=== Task description ===
Your reply should consist of the entries, copied exactly and stripped of images.
▬▬▬▬▬▬▬▬▬▬
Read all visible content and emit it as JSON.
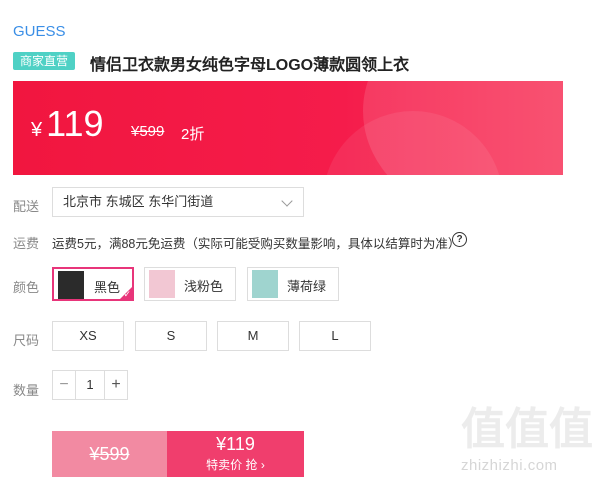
{
  "brand": "GUESS",
  "badge": "商家直营",
  "title": "情侣卫衣款男女纯色字母LOGO薄款圆领上衣",
  "price": {
    "symbol": "¥",
    "current": "119",
    "original": "¥599",
    "discount": "2折"
  },
  "delivery": {
    "label": "配送",
    "value": "北京市 东城区 东华门街道"
  },
  "shipping": {
    "label": "运费",
    "text": "运费5元，满88元免运费（实际可能受购买数量影响，具体以结算时为准）",
    "help": "?"
  },
  "color": {
    "label": "颜色",
    "options": [
      {
        "name": "黑色",
        "selected": true
      },
      {
        "name": "浅粉色",
        "selected": false
      },
      {
        "name": "薄荷绿",
        "selected": false
      }
    ],
    "thumb_colors": [
      "#2b2b2b",
      "#f2c7d3",
      "#9fd4cf"
    ]
  },
  "size": {
    "label": "尺码",
    "options": [
      "XS",
      "S",
      "M",
      "L"
    ]
  },
  "quantity": {
    "label": "数量",
    "value": "1",
    "minus": "−",
    "plus": "+"
  },
  "buy": {
    "original": "¥599",
    "price": "¥119",
    "action": "特卖价 抢 ›"
  },
  "watermark": {
    "glyphs": "值值值",
    "text": "zhizhizhi.com"
  },
  "colors": {
    "accent": "#f51c4b",
    "badge": "#4fd1c5",
    "brand": "#3a8ee6",
    "select_border": "#e8357a"
  }
}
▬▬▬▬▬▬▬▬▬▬
=== Answer space ===
Read all visible content and emit it as JSON.
{
  "brand": "GUESS",
  "badge": "商家直营",
  "title": "情侣卫衣款男女纯色字母LOGO薄款圆领上衣",
  "price": {
    "symbol": "¥",
    "current": "119",
    "original": "¥599",
    "discount": "2折"
  },
  "delivery": {
    "label": "配送",
    "value": "北京市 东城区 东华门街道"
  },
  "shipping": {
    "label": "运费",
    "text": "运费5元，满88元免运费（实际可能受购买数量影响，具体以结算时为准）",
    "help": "?"
  },
  "color": {
    "label": "颜色",
    "options": [
      {
        "name": "黑色",
        "selected": true
      },
      {
        "name": "浅粉色",
        "selected": false
      },
      {
        "name": "薄荷绿",
        "selected": false
      }
    ],
    "thumb_colors": [
      "#2b2b2b",
      "#f2c7d3",
      "#9fd4cf"
    ]
  },
  "size": {
    "label": "尺码",
    "options": [
      "XS",
      "S",
      "M",
      "L"
    ]
  },
  "quantity": {
    "label": "数量",
    "value": "1",
    "minus": "−",
    "plus": "+"
  },
  "buy": {
    "original": "¥599",
    "price": "¥119",
    "action": "特卖价 抢 ›"
  },
  "watermark": {
    "glyphs": "值值值",
    "text": "zhizhizhi.com"
  },
  "colors": {
    "accent": "#f51c4b",
    "badge": "#4fd1c5",
    "brand": "#3a8ee6",
    "select_border": "#e8357a"
  }
}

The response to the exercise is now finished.